There’s a big difference between strategic job hopping and a lack of career direction.
And that’s why completing an in-depth self-assessment matters so much in the early stages of finding the perfect job for you at the moment.
But, you’re likely wondering:
How exactly do I actually complete a self-assessment?
You can start by asking yourself questions like these:
- What am I better at than all of my friends?
This sounds like a pompous question to ask, but in truth, it’s one of the easiest ways of uncovering your innate skills. Think about one or two things all of your friends would agree you do better than them. It doesn’t need to be professional in nature — maybe you’re an excellent driver, or you have the greatest sense of humor. The point is to figure out the skills you already possess (which you’ll use later in Step #2 to help find the right job).
- What would I love to learn about?
Of course, the whole goal of a self-assessment is also to determine what you’re actually interested in doing. To be clear, though the “right” job may not be your “dream” job, it should still be a position you’re excited about. There’s no value in trudging your way through a job in which you have little to no actual interest. Which is why you should also ask:
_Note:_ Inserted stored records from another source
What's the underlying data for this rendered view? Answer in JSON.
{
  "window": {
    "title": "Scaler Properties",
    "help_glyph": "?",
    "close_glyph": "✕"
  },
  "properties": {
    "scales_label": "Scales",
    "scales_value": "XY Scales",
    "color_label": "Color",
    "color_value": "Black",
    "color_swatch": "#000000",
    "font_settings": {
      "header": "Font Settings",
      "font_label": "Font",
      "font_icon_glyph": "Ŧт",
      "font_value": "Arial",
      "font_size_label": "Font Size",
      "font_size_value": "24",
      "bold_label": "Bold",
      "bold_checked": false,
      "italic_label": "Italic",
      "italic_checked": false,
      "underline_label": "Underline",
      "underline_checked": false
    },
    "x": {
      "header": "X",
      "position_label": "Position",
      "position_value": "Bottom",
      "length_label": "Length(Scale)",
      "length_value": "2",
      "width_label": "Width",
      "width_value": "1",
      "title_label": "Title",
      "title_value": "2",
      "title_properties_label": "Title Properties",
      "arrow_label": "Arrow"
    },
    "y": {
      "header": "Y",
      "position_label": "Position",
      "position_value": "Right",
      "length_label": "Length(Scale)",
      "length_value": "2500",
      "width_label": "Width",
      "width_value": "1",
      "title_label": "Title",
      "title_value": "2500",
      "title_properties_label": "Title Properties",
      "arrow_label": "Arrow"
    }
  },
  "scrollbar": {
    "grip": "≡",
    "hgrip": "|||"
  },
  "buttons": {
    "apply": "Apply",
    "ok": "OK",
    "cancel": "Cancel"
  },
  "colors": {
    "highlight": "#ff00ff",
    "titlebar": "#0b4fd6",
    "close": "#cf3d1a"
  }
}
- What jobs do I know I DON’T want?
Lay out the positions you know you have no interest in at all, regardless of the skills you might develop. For example, some people just know they don’t have any interest in sales positions. If that’s the case, cross it off the list right away.
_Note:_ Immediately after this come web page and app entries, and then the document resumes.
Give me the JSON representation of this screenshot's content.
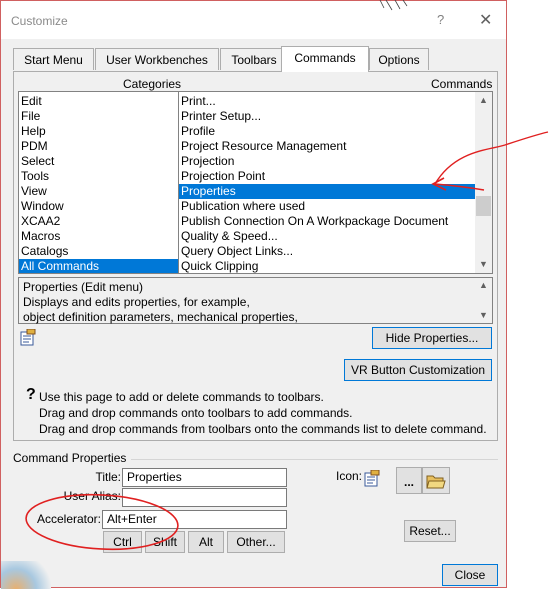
{
  "window": {
    "title": "Customize",
    "help": "?",
    "close": "✕"
  },
  "tabs": [
    {
      "label": "Start Menu",
      "active": false
    },
    {
      "label": "User Workbenches",
      "active": false
    },
    {
      "label": "Toolbars",
      "active": false
    },
    {
      "label": "Commands",
      "active": true
    },
    {
      "label": "Options",
      "active": false
    }
  ],
  "categories": {
    "header": "Categories",
    "items": [
      "Edit",
      "File",
      "Help",
      "PDM",
      "Select",
      "Tools",
      "View",
      "Window",
      "XCAA2",
      "Macros",
      "Catalogs",
      "All Commands"
    ],
    "selected": "All Commands"
  },
  "commands": {
    "header": "Commands",
    "items": [
      "Print...",
      "Printer Setup...",
      "Profile",
      "Project Resource Management",
      "Projection",
      "Projection Point",
      "Properties",
      "Publication where used",
      "Publish Connection On A Workpackage Document",
      "Quality & Speed...",
      "Query Object Links...",
      "Quick Clipping"
    ],
    "selected": "Properties"
  },
  "description": {
    "lines": [
      "Properties (Edit menu)",
      "Displays and edits properties, for example,",
      "object definition parameters, mechanical properties,"
    ]
  },
  "buttons": {
    "hide_properties": "Hide Properties...",
    "vr_customization": "VR Button Customization",
    "browse": "...",
    "reset": "Reset...",
    "close": "Close",
    "ctrl": "Ctrl",
    "shift": "Shift",
    "alt": "Alt",
    "other": "Other..."
  },
  "info": {
    "lines": [
      "Use this page to add or delete commands to toolbars.",
      "Drag and drop commands onto toolbars to add commands.",
      "Drag and drop commands from toolbars onto the commands list to delete command."
    ]
  },
  "command_properties": {
    "group_label": "Command Properties",
    "title_label": "Title:",
    "title_value": "Properties",
    "alias_label": "User Alias:",
    "alias_value": "",
    "accelerator_label": "Accelerator:",
    "accelerator_value": "Alt+Enter",
    "icon_label": "Icon:"
  },
  "icons": {
    "properties": "properties-icon",
    "help": "question-icon",
    "folder": "folder-icon"
  },
  "colors": {
    "selection": "#0078d7",
    "annotation": "#e02020"
  }
}
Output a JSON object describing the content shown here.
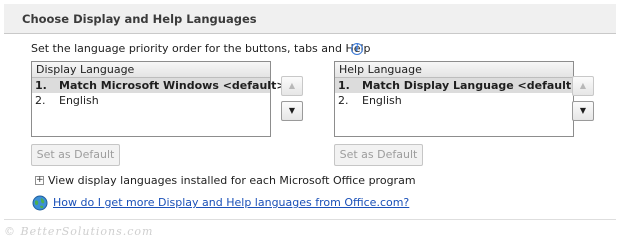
{
  "section": {
    "title": "Choose Display and Help Languages"
  },
  "instruction": {
    "text": "Set the language priority order for the buttons, tabs and Help",
    "info_icon": "i"
  },
  "display_list": {
    "header": "Display Language",
    "items": [
      {
        "num": "1.",
        "label": "Match Microsoft Windows <default>",
        "selected": true
      },
      {
        "num": "2.",
        "label": "English",
        "selected": false
      }
    ],
    "set_default_label": "Set as Default"
  },
  "help_list": {
    "header": "Help Language",
    "items": [
      {
        "num": "1.",
        "label": "Match Display Language <default>",
        "selected": true
      },
      {
        "num": "2.",
        "label": "English",
        "selected": false
      }
    ],
    "set_default_label": "Set as Default"
  },
  "arrows": {
    "up": "▲",
    "down": "▼"
  },
  "expand": {
    "symbol": "+",
    "text": "View display languages installed for each Microsoft Office program"
  },
  "link": {
    "text": "How do I get more Display and Help languages from Office.com?",
    "icon": "globe-icon"
  },
  "watermark": {
    "text": "© BetterSolutions.com"
  },
  "colors": {
    "link": "#1a50b8",
    "selected_row": "#dcdcdc",
    "header_bg": "#f0f0f0"
  }
}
Once you’ve completed your self-assessment, it’s time to evaluate the different opportunities available to you.
Step #2: Seek Out Tech Jobs that Maximize Your Existing Skillset (While Still Giving You an Opportunity to Learn New Skills, Too)
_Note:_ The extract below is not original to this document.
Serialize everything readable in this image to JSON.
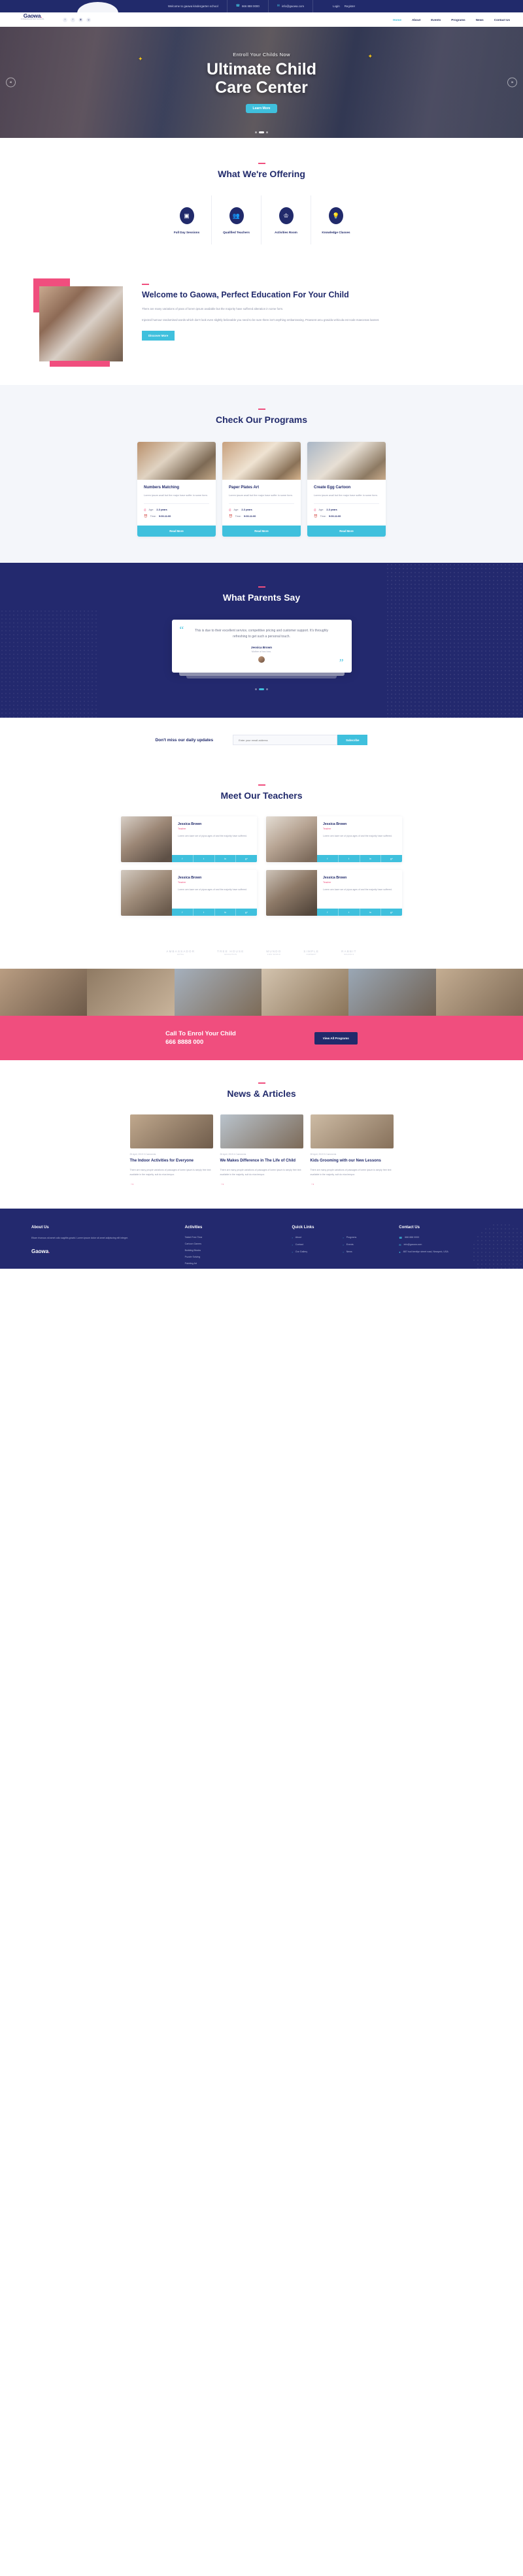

Of course, you can’t just waltz your way into any job of your choosing just because you’re interested. Most tech jobs require either experience or an educational background to get your foot in the door.
That’s why the goal should be to find opportunities that balance the line between your existing skillset (which you uncovered during self-assessment or, for those already employed, you already know based on your current job) and the skills you want to learn.
Here’s where Paysa can help. You can search for jobs by skill — something unique to Paysa — and find jobs that match both your current skillset and your aspirational skills.
For example, here’s what it might look like if you were someone with a sales background looking to gain experience in writing:
Pretty helpful, right?
You can do the same thing when exploring salaries as well. For example, if you have a background in recruiting, Paysa not only shares the average salary for people with that skill, but we also show you related skills.
This becomes especially helpful when moving on to the third and final step:
Step #3: Find a Company that Pairs Well With Your Goals
It’s not enough to just find the right job — you also need to find the right company that supports your career development aspirations.
Luckily, more and more tech companies are beginning to embrace flexible work arrangements where employees can learn new skills unrelated to their daily job requirements. In a recent post on exploring careers at Cisco, we shared that the company offers a “time swap” program for employees to spend up to 20 percent of their work time exploring work in another department or area of the company.
Additionally, look for companies that offer:
- Opportunities for internal transfers
- An internal job posting system or recruitment team
- Reimbursement for secondary education
- Mentor programs
- Certification programs
Any of these would be a great sign of a company that understands today’s talent is looking for opportunities to evolve.
When you’re ready to start the search for the perfect job, Paysa is here to help.
With thousands of jobs available with top tech companies around the world, Paysa gives you valuable insight into the career opportunities available to you based on your skills, experience, and interests.
And once you start receiving offers, you can evaluate those on the platform, too.